If you want Splunk to run an alert script when the alert is triggered, select Enable for Run a script and enter the file name of the script that you want Splunk to execute.
For example, you may want an alert to run a script that generates an SNMP trap notification and sends it to another system such as a Network Systems Management console when its alerting conditions are met. Meanwhile, you could have a different alert that, when triggered, runs a script that calls an API, which in turn sends the triggering event to another system.
Note: For security reasons, all alert scripts must be placed in the
$SPLUNK_HOME/bin/scripts directory. This is where Splunk will look for any script triggered by an alert.
Check out this excellent topic on troubleshooting alert scripts on the Splunk Community Wiki.
For more details on configuring alerts, including instructions for configuring alerts using
savedsearches.conf, see the Admin Manual topic on alerts.
Track triggered alerts
If you want to have the Alert Manager keep records of the triggered alerts related to a particular alert configuration, select the Tracking checkbox. The Alert Manager will keep records of triggered alerts for the duration specified in the Expiration field on the Set Up Alert step of the Create Alert dialog box.
For more information about the Alert Manager and how it is used, see the "Review triggered alerts" topic in this manual.
Setting up tracking when upgrading to 4.2
When you upgrade your Splunk instance to 4.2, be aware that by default existing alerts do NOT show up in the alert manager. To quickly update your existing alerts so that they show up in the alert manager, edit the relevant copy of
alert.track = true to the stanzas of each saved search that you have set up as an alert and want to see tracked in the Alert Manager. Review "About configuration files" in the Admin Manual for details about configuration files.

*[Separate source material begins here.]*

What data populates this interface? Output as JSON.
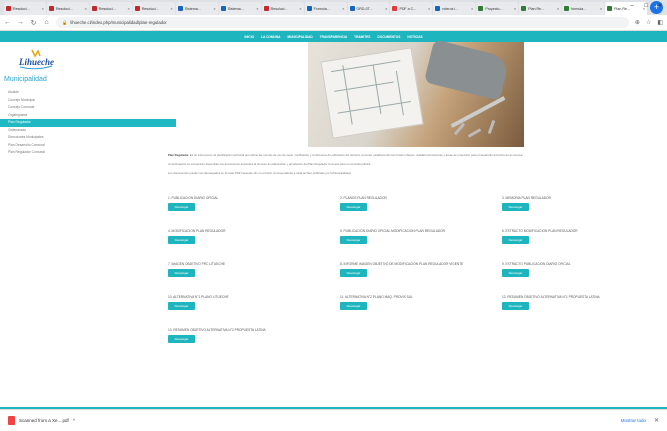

Specify fields to show in alerts through search language
When Splunk sends out alert emails with the results of the alerting search job, Splunk includes all the fields in those results. If you want to have certain fields included in or excluded from the results, you need to use the fields command in your saved search string to specify the field inclusions or exclusions.

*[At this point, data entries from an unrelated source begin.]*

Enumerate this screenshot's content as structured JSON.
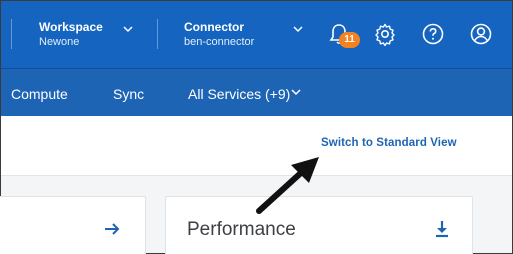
{
  "header": {
    "workspace": {
      "title": "Workspace",
      "value": "Newone"
    },
    "connector": {
      "title": "Connector",
      "value": "ben-connector"
    },
    "notifications": {
      "count": "11"
    },
    "colors": {
      "header_bg": "#1565c0",
      "badge": "#f58220"
    }
  },
  "nav": {
    "items": [
      {
        "label": "Compute"
      },
      {
        "label": "Sync"
      },
      {
        "label": "All Services (+9)"
      }
    ]
  },
  "toolbar": {
    "switch_view_label": "Switch to Standard View"
  },
  "cards": {
    "performance_title": "Performance"
  },
  "icons": [
    "chevron-down-icon",
    "bell-icon",
    "gear-icon",
    "help-icon",
    "user-icon",
    "arrow-right-icon",
    "download-icon"
  ]
}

- To eliminate a field from the search results, pipe your search to
fields - $FIELDNAME.
- To add a field to the search results, pipe your search to
fields + $FIELDNAME.
You can specify multiple fields to include and exclude in one string. For example, your Search field may be:
yoursearch | fields - $FIELD1,$FIELD2 + $FIELD3,$FIELD4
The alert you receive will exclude
$FIELD2, but include
Enable summary indexing
Summary indexing is an action that you can configure for any alert. You use summary indexing when you need to perform analysis/reports on large amounts of data over long timespans, which typically can be quite time consuming, and a drain on performance if several users are running similar searches on a regular basis.
With summary indexing, you base an alert on a search that computes sufficient statistics (a summary) for events covering a slice of time. The search is set up so that each time it runs on its schedule, the search results are saved into a summary index that you designate. You can then run searches against this smaller (and thus faster) summary index instead of working with the much larger dataset from which the summary index receives its events.
To set up summary indexing for an alert, go to Manager > Searches and Reports, and either add a new saved search or open up the detail page for an existing search or alert. (You cannot set up summary indexing through the Create Alert window.) To enable the summary index to gather data on a regular interval, set its Alert condition to always and then select Enable under Summary indexing at the bottom of the view.
Note: There's more to summary indexing--you should take care how you construct the search that populates the summary index and in most cases special reporting commands should be used. Do not attempt to set up a summary index until you have read and understood "Use summary indexing for increased reporting efficiency" in the Knowledge Manager manual.